“The use of GMOs will help to fix gene(s) valued or desired traits in new plants as opposed to the others () that can only help remove genes,” he explained, adding “With this property, GMOs stand a better chance to assist mankind to fight the vagaries (inexplicable and unexpected situational change) of modern day food and agriculture challenges.”
For Dr Ampadu-Ameyaw, who is also the National Coordinator of the Open Forum for Agricultural Biotechnology (OFAB), said GM crops can be engineered to diseases and or pests or improve nutrition.
He expressed the concern that “Delays in releasing GM crops will cost the nation millions of money in addition to starving producers and consumers.”
He also called on the government to give farmers in the country a free choice to select and adopt crops developed through modern science in plant breeding including the GM technology, saying “Ghana needs a comprehensive science policy that puts science on the top of the agricultural transformation agenda.”
He noted that biotech solutions and innovations enable scientists to be able to solve agricultural problems that conventional farming methods were unable to do, saying “This can be achieved with precision and efficiency using plant biotechnologies and genomics as important tools.”
The Chairman of the Agric Chapter of the Ghana Academy of Arts and Sciences (GAAS), Professor Hans Adu-Dapaah, has urged government’s regulatory bodies to rely on available scientific data to take decisions on GMOs in Ghana.
He said the subject of GMOs should not be discussed with emotions but with scientific data, adding that people who discussed GMOs with emotions instead of scientific data tend to speculate falsehood about the technology which breeds fear among the general populace.
He said the GM technology is highly guided by scientific principles and therefore did not pose any threat to human and animal lives.
Prof. Adu-Dapaah was hopeful that when people understand the science behind GM, they will discard the hatred developed for the technology over the years.
He also expressed concern about the growing misinformation on GMO crops in the country, saying “It is 27 years since the first GMOs were released and I am not aware of a single credible food or feed problem on the safety of GMOs.”
In addition, he noted, “There is a very strong scientific consensus globally on GMOs just as scientists are on climate change.”
For Prof. Adu-Dapaah, it was worrying that in spite of the fact that scientific official reports on the safety and benefits of GMOs had been published by the World Health Organisation, Food and Agriculture Organisation, National Academic of Sciences (USA), Royal Society (UK), American Medical Association (USA), French Academy of Medicine, European Commission, US Food and Drugs Administration, Society of Toxicology, and Institute of Food Technology, some uninformed people still peddled falsehood about GMOs.
The proposed way forward
Proponents of biotechnology strongly advocate its application in agriculture to guarantee returns on investments, despite the current challenges, the weather presents.

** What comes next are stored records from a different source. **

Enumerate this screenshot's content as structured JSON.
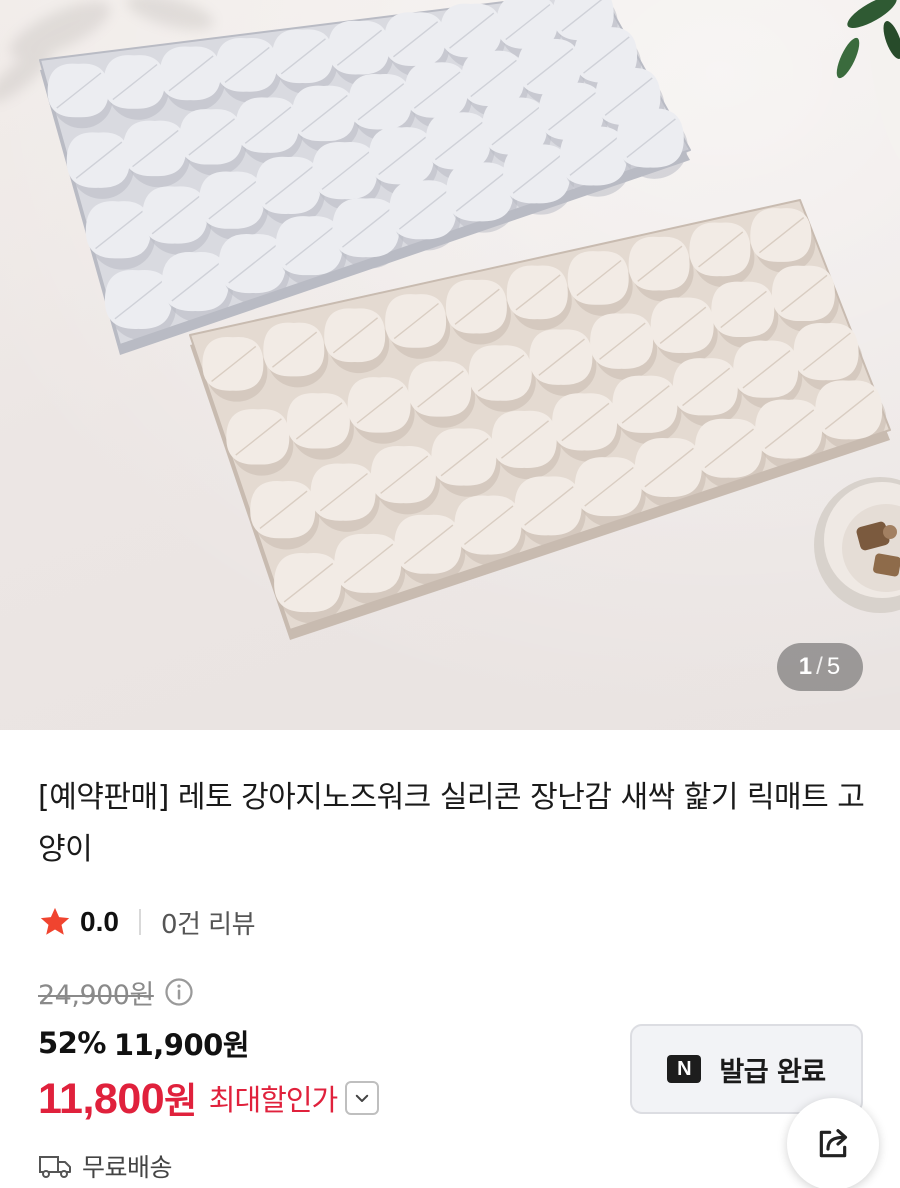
{
  "gallery": {
    "current": "1",
    "separator": "/",
    "total": "5",
    "image_alt": "실리콘 노즈워크 매트 (그레이, 베이지)"
  },
  "product": {
    "title": "[예약판매] 레토 강아지노즈워크 실리콘 장난감 새싹 핥기 릭매트 고양이"
  },
  "rating": {
    "star_icon": "star-icon",
    "value": "0.0",
    "review_count": "0건 리뷰"
  },
  "price": {
    "original": "24,900원",
    "discount_percent": "52%",
    "sale": "11,900원",
    "max_discount_amount": "11,800",
    "max_discount_unit": "원",
    "max_discount_label": "최대할인가"
  },
  "coupon": {
    "badge": "N",
    "label": "발급 완료"
  },
  "shipping": {
    "label": "무료배송"
  },
  "colors": {
    "accent_red": "#e0213c",
    "star": "#f0442f"
  }
}
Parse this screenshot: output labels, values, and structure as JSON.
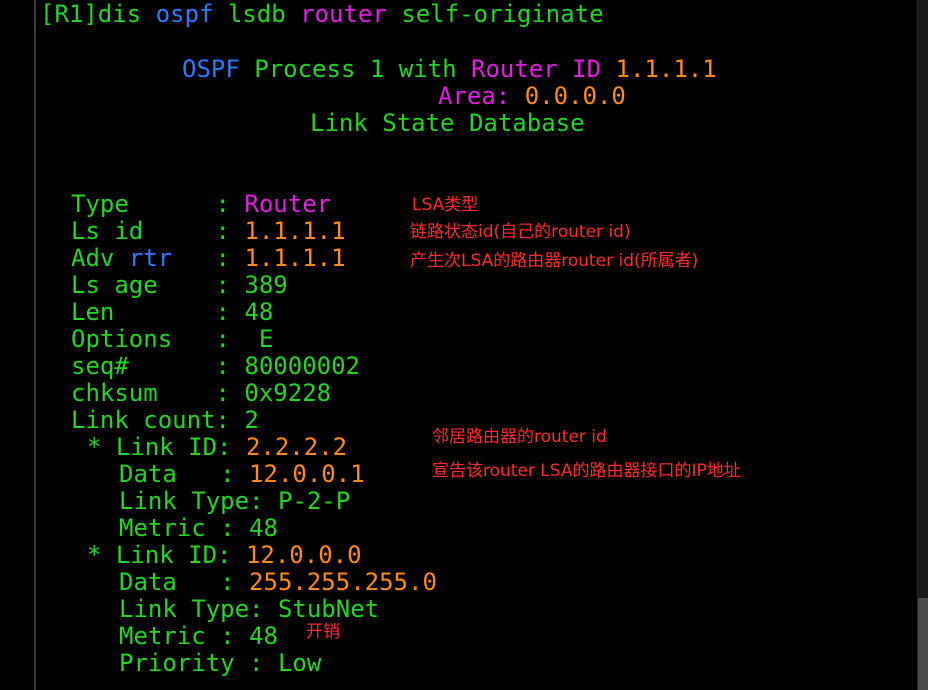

The technology is a proven scientific tool that addresses some of farmers’ most bothersome problems like inadequate water, insufficient soil nutrients and pests or insect invasions.
This implies that whereas, conventional crops will be easily destroyed in a state of inadequate water, little soil nutrients and pests invasion, a crop that has been genetically engineered (GE) or genetically modified (GM) to withstand the impacts of these challenges, will thrive.
Before, they are release, GM crops are subjected to rigorous scientific processes including lengthy laboratory tests, confined field trials and environmental releases or farmer field trials and then onward to commercial releases, once they are certified by biosafety inspectors and approved by the Board of the National Biosafety Authority (NBA). Scientists (Plant breeders) advocates that the public should not see GMOs as a subject of debate or controversy, but a solution to agricultural problems of the world today.
By Benedicta Gyimaah Folley